One way or another, soccer history will be made in Madrid on Saturday.
The European Champions League final (11:30 a.m. PDT, Channel 11, FSE) will not only match two of the continent's great teams, Inter Milan of Italy and Bayern Munich of Germany, but also two of the sport's most successful coaches, Inter's Jose Mourinho and Bayern's Louis van Gaal.
More to the point, whichever team wins will become only the sixth in history to complete the treble of league championship, domestic cup and European Cup.
The only clubs to have managed that feat are Scotland's Celtic in 1967, the Netherlands' Ajax Amsterdam in 1972 and PSV Eindhoven in 1988, England's Manchester United in 1999 and Spain's Barcelona in 2009.
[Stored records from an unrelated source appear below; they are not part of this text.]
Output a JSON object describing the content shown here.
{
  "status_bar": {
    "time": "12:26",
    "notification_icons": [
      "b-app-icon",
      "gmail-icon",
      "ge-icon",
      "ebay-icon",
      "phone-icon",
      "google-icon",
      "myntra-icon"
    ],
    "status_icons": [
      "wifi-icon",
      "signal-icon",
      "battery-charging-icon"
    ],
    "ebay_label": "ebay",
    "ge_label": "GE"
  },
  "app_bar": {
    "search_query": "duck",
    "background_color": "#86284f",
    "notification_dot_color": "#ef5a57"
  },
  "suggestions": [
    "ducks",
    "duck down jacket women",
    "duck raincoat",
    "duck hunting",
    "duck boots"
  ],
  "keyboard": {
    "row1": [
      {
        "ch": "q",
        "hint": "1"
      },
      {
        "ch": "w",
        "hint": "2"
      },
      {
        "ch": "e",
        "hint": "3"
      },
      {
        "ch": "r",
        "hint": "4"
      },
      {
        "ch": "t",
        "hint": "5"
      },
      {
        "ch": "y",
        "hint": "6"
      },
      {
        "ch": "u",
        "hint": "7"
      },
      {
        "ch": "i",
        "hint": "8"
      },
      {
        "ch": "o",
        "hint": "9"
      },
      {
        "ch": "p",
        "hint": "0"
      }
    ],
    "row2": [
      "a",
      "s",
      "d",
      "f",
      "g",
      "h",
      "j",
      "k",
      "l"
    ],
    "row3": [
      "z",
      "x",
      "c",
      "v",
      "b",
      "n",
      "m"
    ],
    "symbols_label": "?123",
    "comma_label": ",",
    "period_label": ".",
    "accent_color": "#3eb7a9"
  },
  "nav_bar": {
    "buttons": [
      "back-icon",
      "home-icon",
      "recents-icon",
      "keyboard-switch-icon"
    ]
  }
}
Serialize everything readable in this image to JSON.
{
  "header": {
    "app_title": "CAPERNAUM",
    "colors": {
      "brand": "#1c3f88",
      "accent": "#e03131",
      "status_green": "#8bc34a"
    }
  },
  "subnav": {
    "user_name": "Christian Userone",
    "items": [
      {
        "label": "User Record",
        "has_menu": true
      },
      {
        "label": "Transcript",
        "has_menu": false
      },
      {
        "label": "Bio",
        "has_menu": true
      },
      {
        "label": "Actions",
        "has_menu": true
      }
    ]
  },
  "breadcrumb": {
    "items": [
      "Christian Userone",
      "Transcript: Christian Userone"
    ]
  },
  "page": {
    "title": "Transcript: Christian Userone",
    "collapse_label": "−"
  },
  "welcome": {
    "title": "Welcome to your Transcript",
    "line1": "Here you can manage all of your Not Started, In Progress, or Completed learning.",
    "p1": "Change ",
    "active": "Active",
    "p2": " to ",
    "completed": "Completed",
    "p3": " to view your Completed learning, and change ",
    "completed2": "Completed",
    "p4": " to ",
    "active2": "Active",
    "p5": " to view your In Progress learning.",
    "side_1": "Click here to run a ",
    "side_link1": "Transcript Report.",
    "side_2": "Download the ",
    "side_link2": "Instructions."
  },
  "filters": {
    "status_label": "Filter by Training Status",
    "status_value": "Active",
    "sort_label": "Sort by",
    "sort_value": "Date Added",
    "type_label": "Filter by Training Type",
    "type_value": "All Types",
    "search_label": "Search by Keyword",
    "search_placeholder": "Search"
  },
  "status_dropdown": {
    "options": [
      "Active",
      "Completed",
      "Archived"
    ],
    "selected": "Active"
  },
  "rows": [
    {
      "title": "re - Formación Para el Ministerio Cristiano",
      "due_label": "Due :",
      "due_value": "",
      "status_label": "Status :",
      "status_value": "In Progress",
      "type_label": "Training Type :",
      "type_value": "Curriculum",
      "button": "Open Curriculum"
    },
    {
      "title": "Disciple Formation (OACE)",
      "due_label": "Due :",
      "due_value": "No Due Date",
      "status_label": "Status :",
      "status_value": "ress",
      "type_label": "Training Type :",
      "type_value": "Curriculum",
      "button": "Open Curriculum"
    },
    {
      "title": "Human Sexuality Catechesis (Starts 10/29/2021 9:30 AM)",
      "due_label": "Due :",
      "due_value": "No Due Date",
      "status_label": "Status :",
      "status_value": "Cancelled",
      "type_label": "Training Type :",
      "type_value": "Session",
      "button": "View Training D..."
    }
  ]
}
Bayern Munich, a four-time European champion last won the tournament in 2001. Already this season, it has won the German Bundesliga title and the German Cup.
Inter Milan, a two-time European champion, last won the tournament in 1965. Already this season, it has won the Italian Serie A and the Italian Cup.
"Inter fans have waited a lifetime for this moment," said Inter striker Samuel Eto'o, who is headed to the World Cup with Cameroon next month.
There are subplots aplenty.
Eto'o can become only the second player in history to score a goal in three European Cup finals, having already done so for Barcelona in 2006 and 2009.
Both coaches have won the tournament before. Van Gaal, who is Dutch, did so with Ajax Amsterdam in 1995. Mourinho, who is Portuguese, won with FC Porto in 2004.
According to Bayern Munich winger Arjen Robben, who played for Mourinho at Chelsea and now plays for Van Gaal, the coaches couldn't be more different in their approach.
Van Gaal "is a coach who wants to play pretty football, he wants to play nice football," Robben said. "Mourinho is a purer winning coach. He has his tactics always ready. He doesn't think too much about playing nice football. He just concentrates on winning games."
Winning will be much on Mourinho's mind at the Santiago Bernabeu stadium on Saturday. For him, the final is an audition of sorts. Madrid almost certainly will be the next stop in his coaching career.
Saturday will also mark a return to Madrid for Robben and his Dutch national team sidekick, Inter midfielder Wesley Sneijder. Both were deemed surplus to requirements by Real Madrid last summer when Real splashed out $340 million on the likes of Cristiano Ronaldo and Kaka only to end the season empty-handed.
Finally, Saturday's game, the official end of the European season, offers an intriguing preview of South Africa 2010 because both teams are packed with World Cup-bound players.
Bayern features seven German internationals, including Bastian Schweinsteiger, Philipp Lahm and Miroslav Klose, as well as the Netherlands' Robben and Mark van Bommel. France's Franck Ribery is suspended and will miss the final.
Inter Milan features Argentina's Diego Milito and Walter Samuel, Brazil's Julio Cesar, Maicon and Lucio, as well as the Netherlands' Sneijder and Cameroon's Eto'o.
In many ways, it will be Europe's offense against South America's defense. But it's really Mourinho versus Van Gaal.
"This game is the most important in the world," Mourinho said. "It is even bigger than the World Cup because the teams in it are at a higher level than national teams, who can't buy the best players."